[loj-uh, loh-jee-uh; Italian lawd-jah]
- a gallery or arcade open to the air on at least one side.
- a space within the body of a building but open to the air on one side, serving as an open-air room or as an entrance porch.
Origin of loggia
From Italian, dating back to 1735–45; see origin at lodge
Dictionary.com Unabridged Based on the Random House Unabridged Dictionary, © Random House, Inc. 2018
Examples from the Web for loggia
The company rose from their places in the Loggia, and there were greetings and introductions.The Eternal City
Gino got out a guitar and sang too, sitting out on the loggia.
They were sitting together on the loggia when the letter arrived.
The lamp was tossed across the room, out through the loggia.
I went towards the house and in the loggia came face to face with Cosimo.The Strolling Saint
- a covered area on the side of a building, esp one that serves as a porch
- an open balcony in a theatre
C17: Italian, from French loge.

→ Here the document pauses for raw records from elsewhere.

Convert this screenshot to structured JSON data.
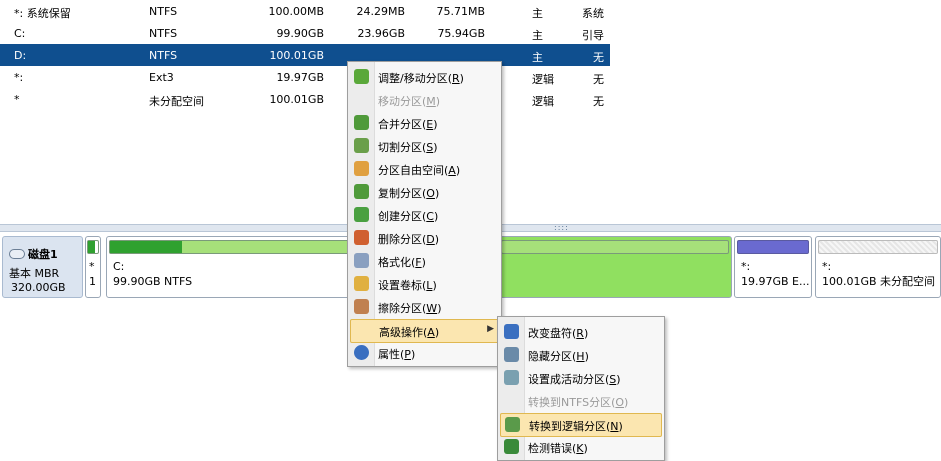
{
  "partitions": [
    {
      "name": "*: 系统保留",
      "fs": "NTFS",
      "capacity": "100.00MB",
      "used": "24.29MB",
      "free": "75.71MB",
      "type": "主",
      "status": "系统"
    },
    {
      "name": "C:",
      "fs": "NTFS",
      "capacity": "99.90GB",
      "used": "23.96GB",
      "free": "75.94GB",
      "type": "主",
      "status": "引导"
    },
    {
      "name": "D:",
      "fs": "NTFS",
      "capacity": "100.01GB",
      "used": "",
      "free": "",
      "type": "主",
      "status": "无"
    },
    {
      "name": "*:",
      "fs": "Ext3",
      "capacity": "19.97GB",
      "used": "",
      "free": "",
      "type": "逻辑",
      "status": "无"
    },
    {
      "name": "*",
      "fs": "未分配空间",
      "capacity": "100.01GB",
      "used": "",
      "free": "",
      "type": "逻辑",
      "status": "无"
    }
  ],
  "disk": {
    "name": "磁盘1",
    "type": "基本 MBR",
    "size": "320.00GB"
  },
  "diskmap": [
    {
      "label1": "*",
      "label2": "1",
      "used_fraction": 0.3
    },
    {
      "label1": "C:",
      "label2": "99.90GB NTFS",
      "used_fraction": 0.24
    },
    {
      "label1": "",
      "label2": "",
      "used_fraction": 1.0
    },
    {
      "label1": "*:",
      "label2": "19.97GB E...",
      "used_fraction": 1.0
    },
    {
      "label1": "*:",
      "label2": "100.01GB 未分配空间",
      "used_fraction": 0
    }
  ],
  "menu": [
    {
      "text": "调整/移动分区",
      "key": "R",
      "icon": "resize-move-icon"
    },
    {
      "text": "移动分区",
      "key": "M",
      "icon": "",
      "disabled": true
    },
    {
      "text": "合并分区",
      "key": "E",
      "icon": "merge-icon"
    },
    {
      "text": "切割分区",
      "key": "S",
      "icon": "split-icon"
    },
    {
      "text": "分区自由空间",
      "key": "A",
      "icon": "allocate-space-icon"
    },
    {
      "text": "复制分区",
      "key": "O",
      "icon": "copy-icon"
    },
    {
      "text": "创建分区",
      "key": "C",
      "icon": "create-icon"
    },
    {
      "text": "删除分区",
      "key": "D",
      "icon": "delete-icon"
    },
    {
      "text": "格式化",
      "key": "F",
      "icon": "format-icon"
    },
    {
      "text": "设置卷标",
      "key": "L",
      "icon": "label-icon"
    },
    {
      "text": "擦除分区",
      "key": "W",
      "icon": "wipe-icon"
    },
    {
      "text": "高级操作",
      "key": "A",
      "icon": "",
      "submenu": true,
      "highlighted": true
    },
    {
      "text": "属性",
      "key": "P",
      "icon": "info-icon"
    }
  ],
  "submenu": [
    {
      "text": "改变盘符",
      "key": "R",
      "icon": "change-letter-icon"
    },
    {
      "text": "隐藏分区",
      "key": "H",
      "icon": "hide-icon"
    },
    {
      "text": "设置成活动分区",
      "key": "S",
      "icon": "set-active-icon"
    },
    {
      "text": "转换到NTFS分区",
      "key": "O",
      "icon": "",
      "disabled": true
    },
    {
      "text": "转换到逻辑分区",
      "key": "N",
      "icon": "convert-logical-icon",
      "highlighted": true
    },
    {
      "text": "检测错误",
      "key": "K",
      "icon": "check-errors-icon"
    }
  ],
  "colors": {
    "selection": "#0f4f8f",
    "menu_highlight": "#fbe6b0",
    "used_green": "#2fa12f",
    "free_green": "#a6e07a",
    "ext_blue": "#6a6ad0"
  }
}
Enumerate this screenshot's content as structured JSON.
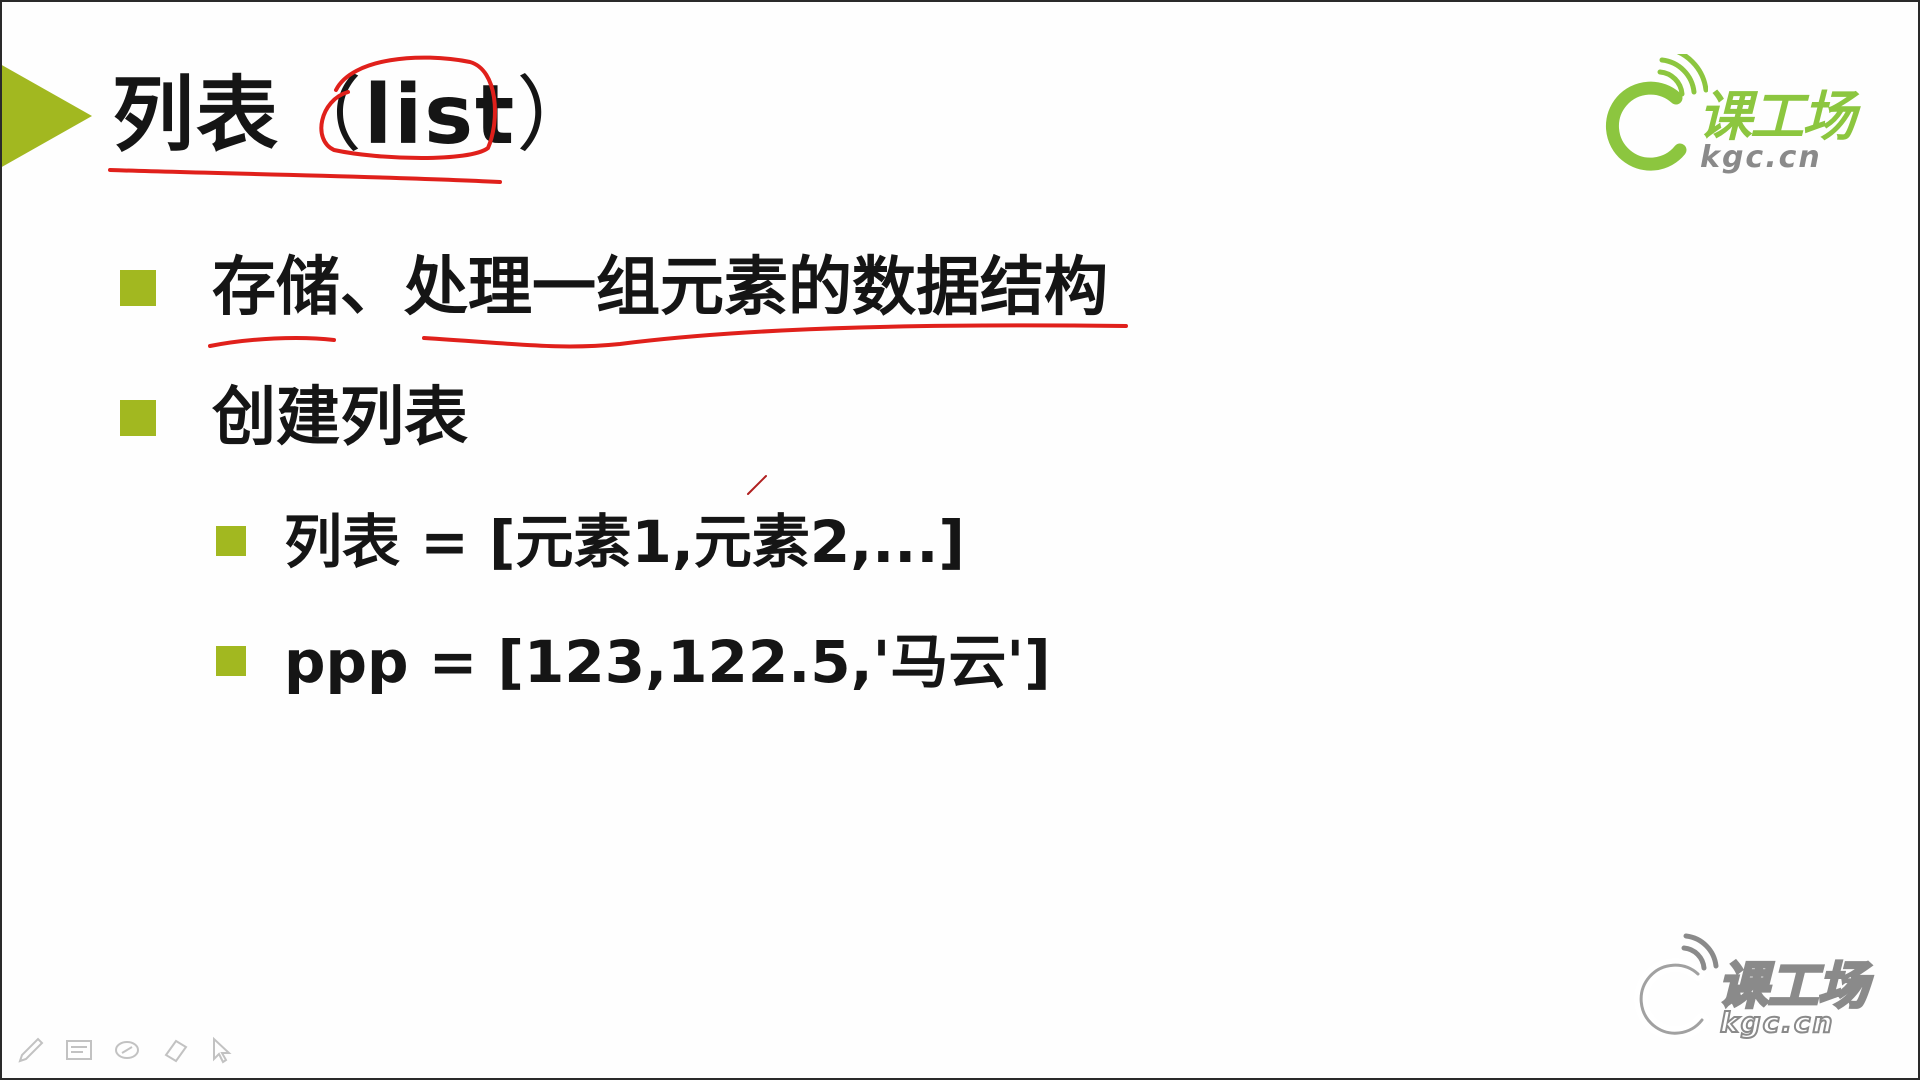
{
  "slide": {
    "title_main": "列表",
    "title_open": "（",
    "title_keyword": "list",
    "title_close": "）",
    "bullets": [
      {
        "text": "存储、处理一组元素的数据结构"
      },
      {
        "text": "创建列表"
      }
    ],
    "sub_bullets": [
      {
        "text": "列表 = [元素1,元素2,...]"
      },
      {
        "text": "ppp = [123,122.5,'马云']"
      }
    ]
  },
  "logo": {
    "brand": "课工场",
    "domain": "kgc.cn"
  },
  "watermark": {
    "brand": "课工场",
    "domain": "kgc.cn"
  },
  "toolbar": {
    "tools": [
      "pen-icon",
      "slides-icon",
      "highlighter-icon",
      "eraser-icon",
      "pointer-icon"
    ]
  },
  "colors": {
    "accent_green": "#a2b820",
    "logo_green": "#8cc63f",
    "annotation_red": "#e0201b",
    "text": "#151515"
  }
}
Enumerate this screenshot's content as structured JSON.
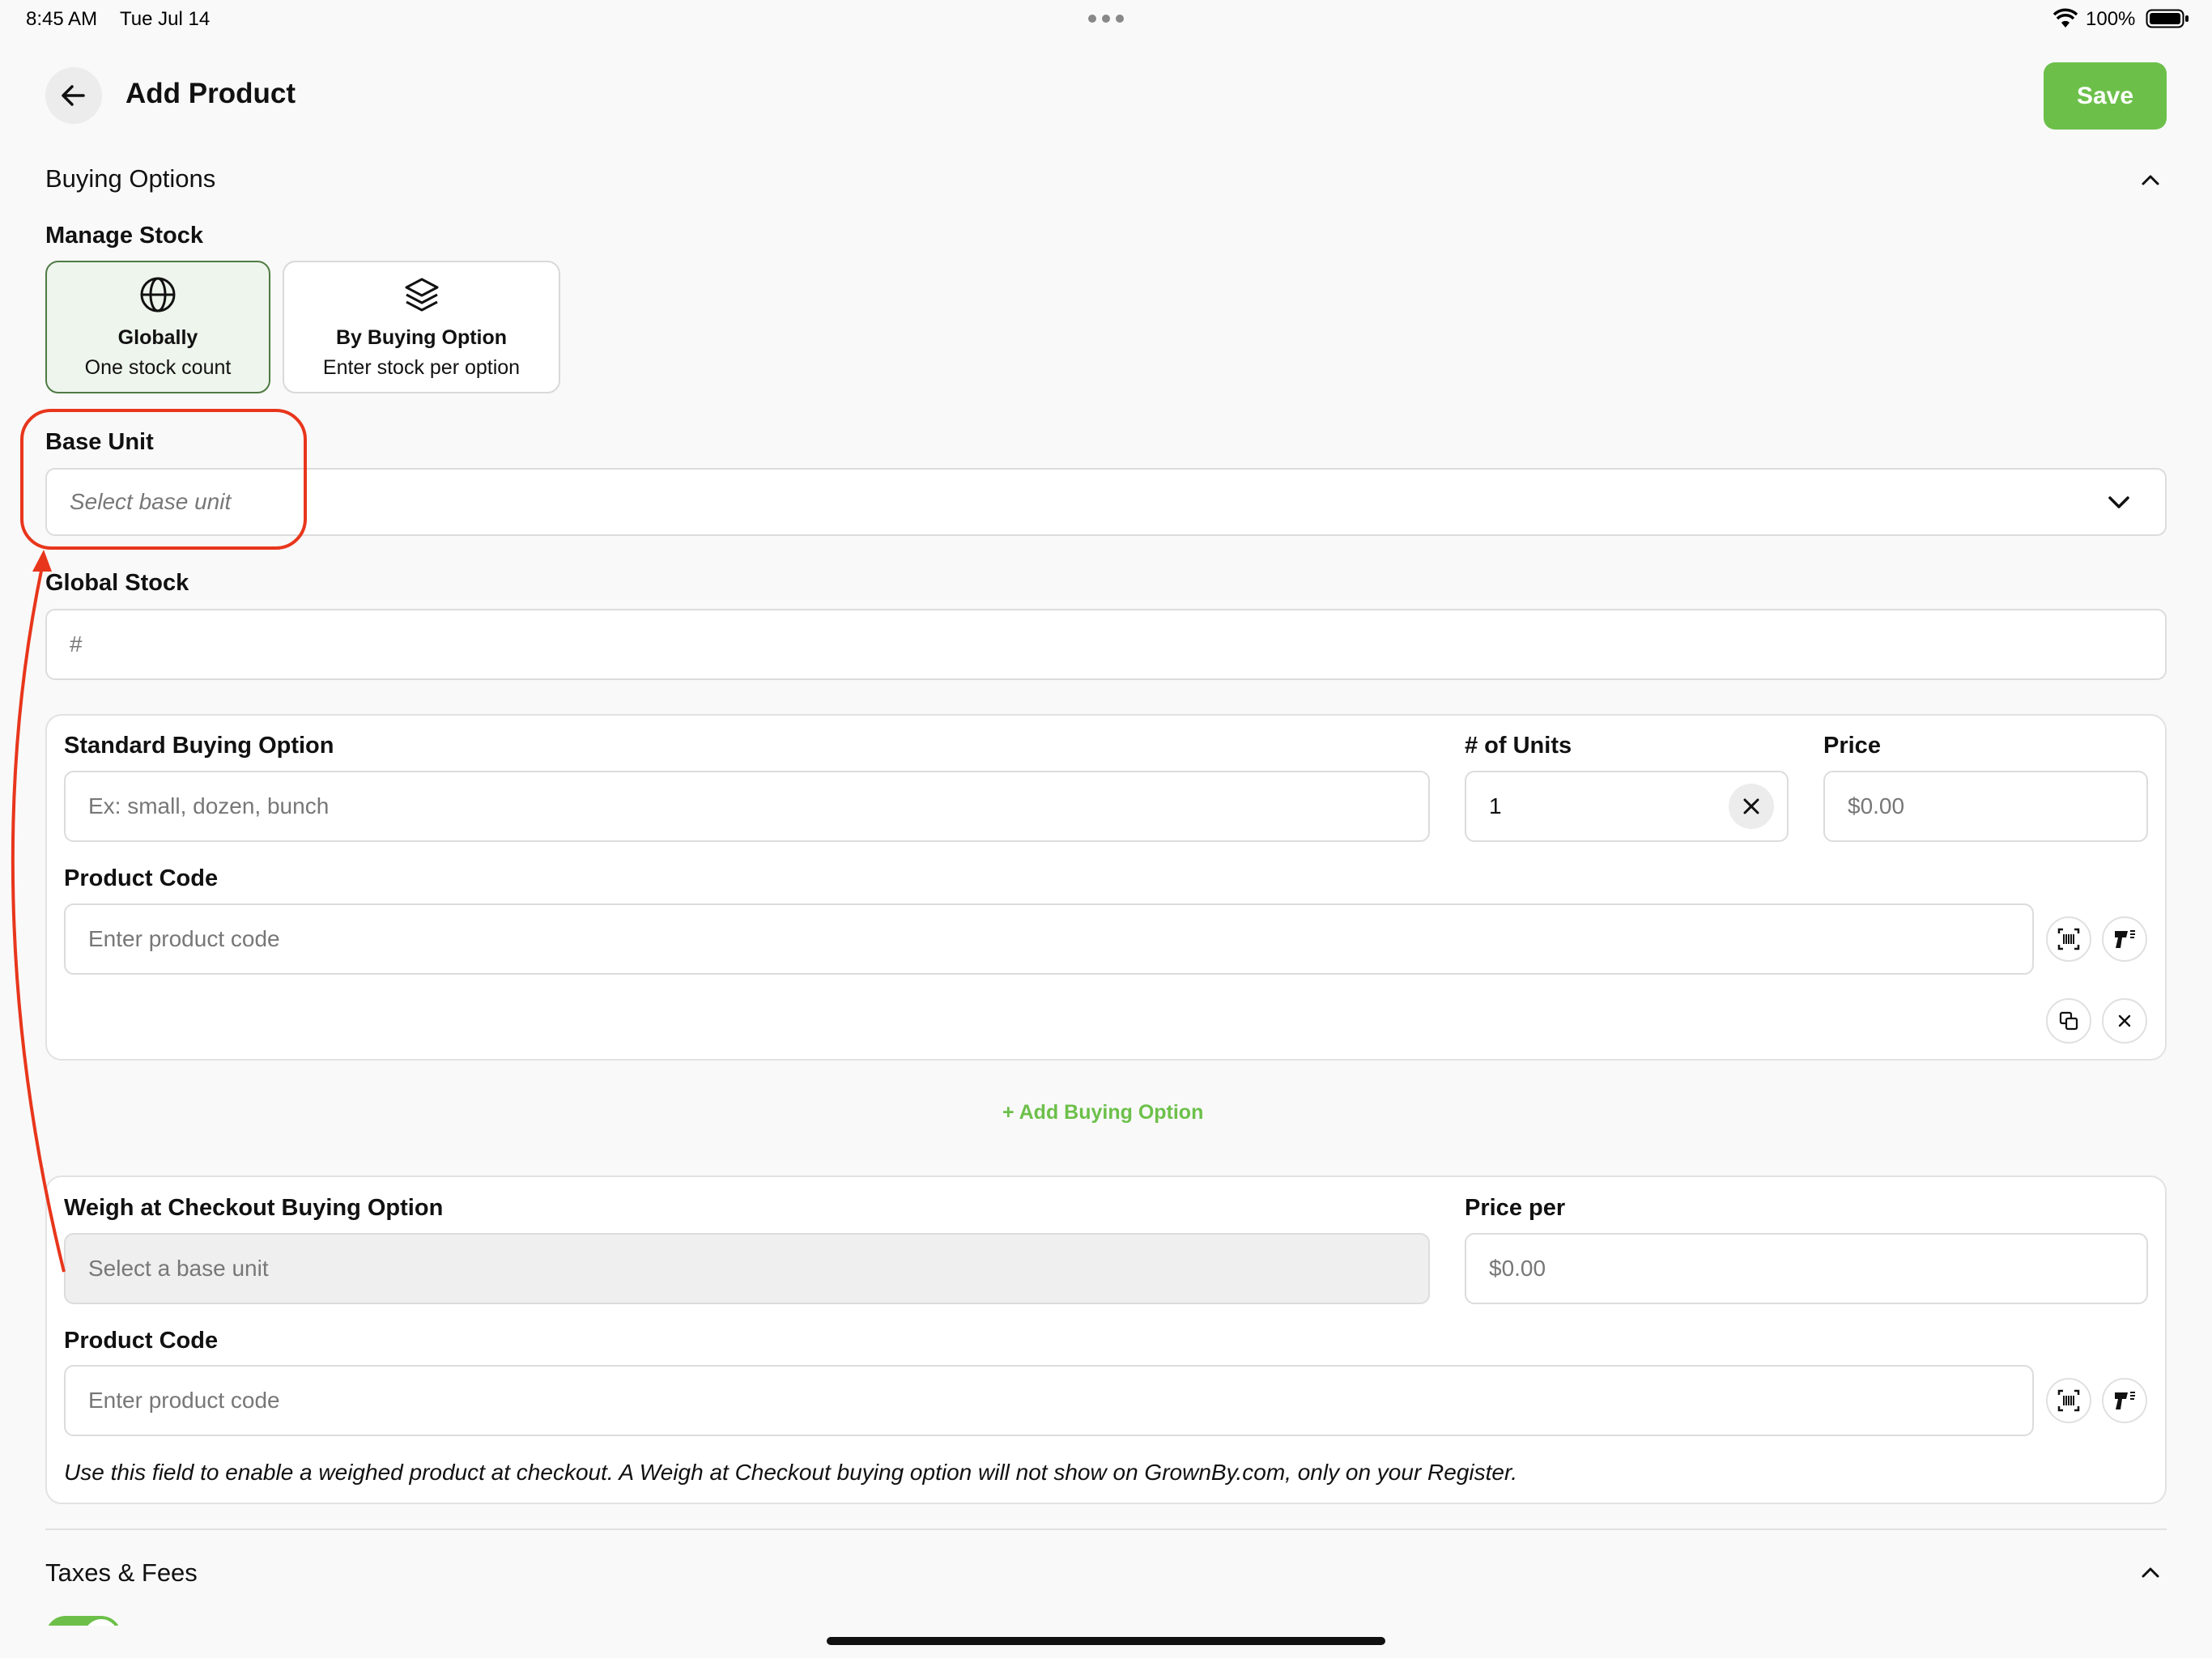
{
  "status_bar": {
    "time": "8:45 AM",
    "date": "Tue Jul 14",
    "battery": "100%"
  },
  "header": {
    "title": "Add Product",
    "save_label": "Save"
  },
  "buying_options": {
    "section_title": "Buying Options",
    "manage_stock_label": "Manage Stock",
    "options": [
      {
        "title": "Globally",
        "subtitle": "One stock count",
        "icon": "globe-icon",
        "selected": true
      },
      {
        "title": "By Buying Option",
        "subtitle": "Enter stock per option",
        "icon": "layers-icon",
        "selected": false
      }
    ],
    "base_unit": {
      "label": "Base Unit",
      "placeholder": "Select base unit"
    },
    "global_stock": {
      "label": "Global Stock",
      "placeholder": "#"
    },
    "standard_option": {
      "label": "Standard Buying Option",
      "name_placeholder": "Ex: small, dozen, bunch",
      "units_label": "# of Units",
      "units_value": "1",
      "price_label": "Price",
      "price_placeholder": "$0.00",
      "product_code_label": "Product Code",
      "product_code_placeholder": "Enter product code"
    },
    "add_buying_option": "+ Add Buying Option",
    "weigh_option": {
      "label": "Weigh at Checkout Buying Option",
      "select_placeholder": "Select a base unit",
      "price_per_label": "Price per",
      "price_per_placeholder": "$0.00",
      "product_code_label": "Product Code",
      "product_code_placeholder": "Enter product code",
      "note": "Use this field to enable a weighed product at checkout. A Weigh at Checkout buying option will not show on GrownBy.com, only on your Register."
    }
  },
  "taxes_fees": {
    "section_title": "Taxes & Fees"
  },
  "colors": {
    "accent": "#6cc04a",
    "annotation": "#e8361c",
    "selected_bg": "#eef5ec"
  }
}
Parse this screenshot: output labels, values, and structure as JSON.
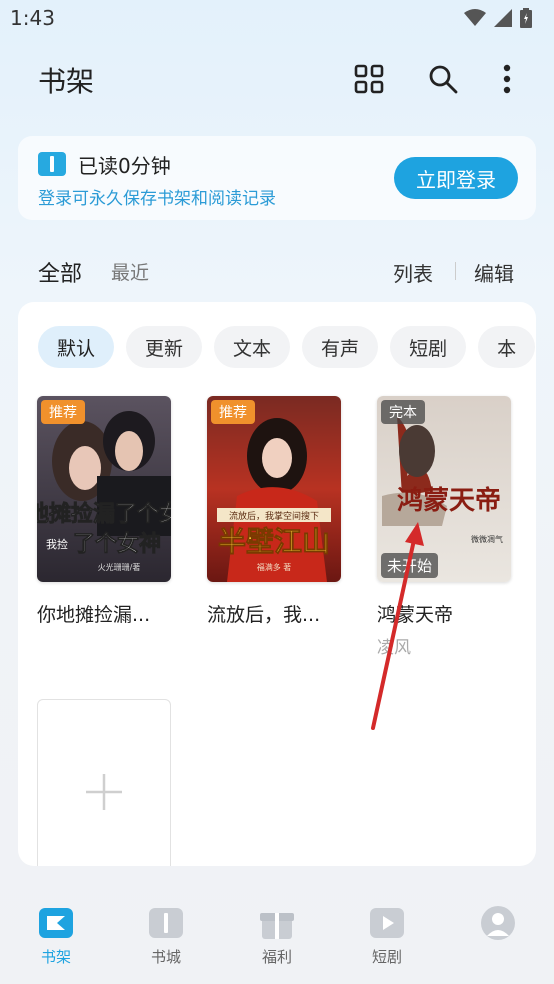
{
  "status": {
    "time": "1:43"
  },
  "header": {
    "title": "书架"
  },
  "login_card": {
    "read_time": "已读0分钟",
    "hint": "登录可永久保存书架和阅读记录",
    "login_button": "立即登录"
  },
  "tabs": {
    "all": "全部",
    "recent": "最近"
  },
  "actions": {
    "list": "列表",
    "edit": "编辑"
  },
  "chips": [
    "默认",
    "更新",
    "文本",
    "有声",
    "短剧",
    "本"
  ],
  "books": [
    {
      "title": "你地摊捡漏...",
      "badge": "推荐",
      "cover_text": "你地摊捡漏了个女神",
      "cover_sub": "我捡",
      "cover_author": "火光珊珊/著",
      "author": ""
    },
    {
      "title": "流放后，我...",
      "badge": "推荐",
      "cover_text": "半壁江山",
      "cover_sub": "流放后，我掌空间搜下",
      "cover_author": "福满多 著",
      "author": ""
    },
    {
      "title": "鸿蒙天帝",
      "badge": "完本",
      "status": "未开始",
      "cover_text": "鸿蒙天帝",
      "cover_author": "微微凋气",
      "author": "凌风"
    }
  ],
  "nav": [
    {
      "label": "书架"
    },
    {
      "label": "书城"
    },
    {
      "label": "福利"
    },
    {
      "label": "短剧"
    },
    {
      "label": ""
    }
  ],
  "colors": {
    "accent": "#1ea3e0",
    "badge_orange": "#f0912c"
  }
}
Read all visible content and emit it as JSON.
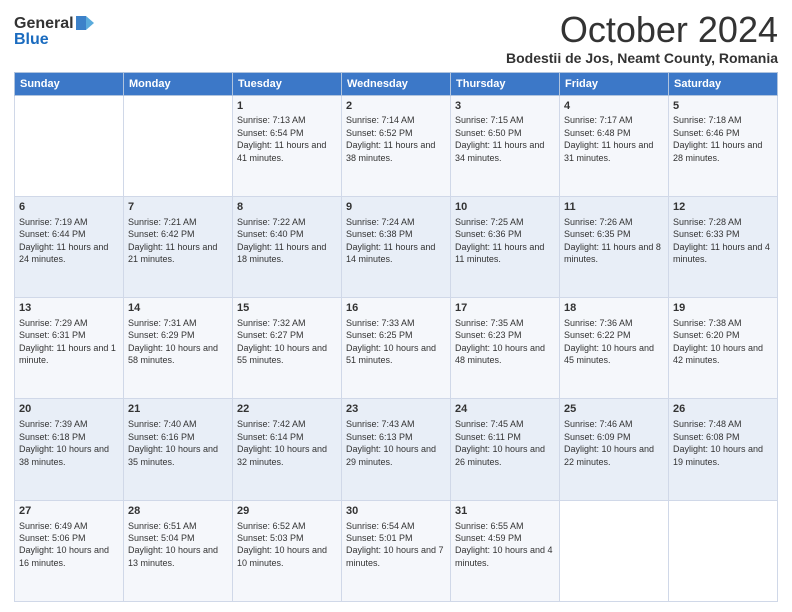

See lodge
Collins English Dictionary - Complete & Unabridged 2012 Digital Edition © William Collins Sons & Co. Ltd. 1979, 1986 © HarperCollins Publishers 1998, 2000, 2003, 2005, 2006, 2007, 2009, 2012
Word Origin and History for loggia
"roofed galley used as an open-air room," 1742, from Italian loggia, from French loge (see lodge (n.)).
Online Etymology Dictionary, © 2010 Douglas Harper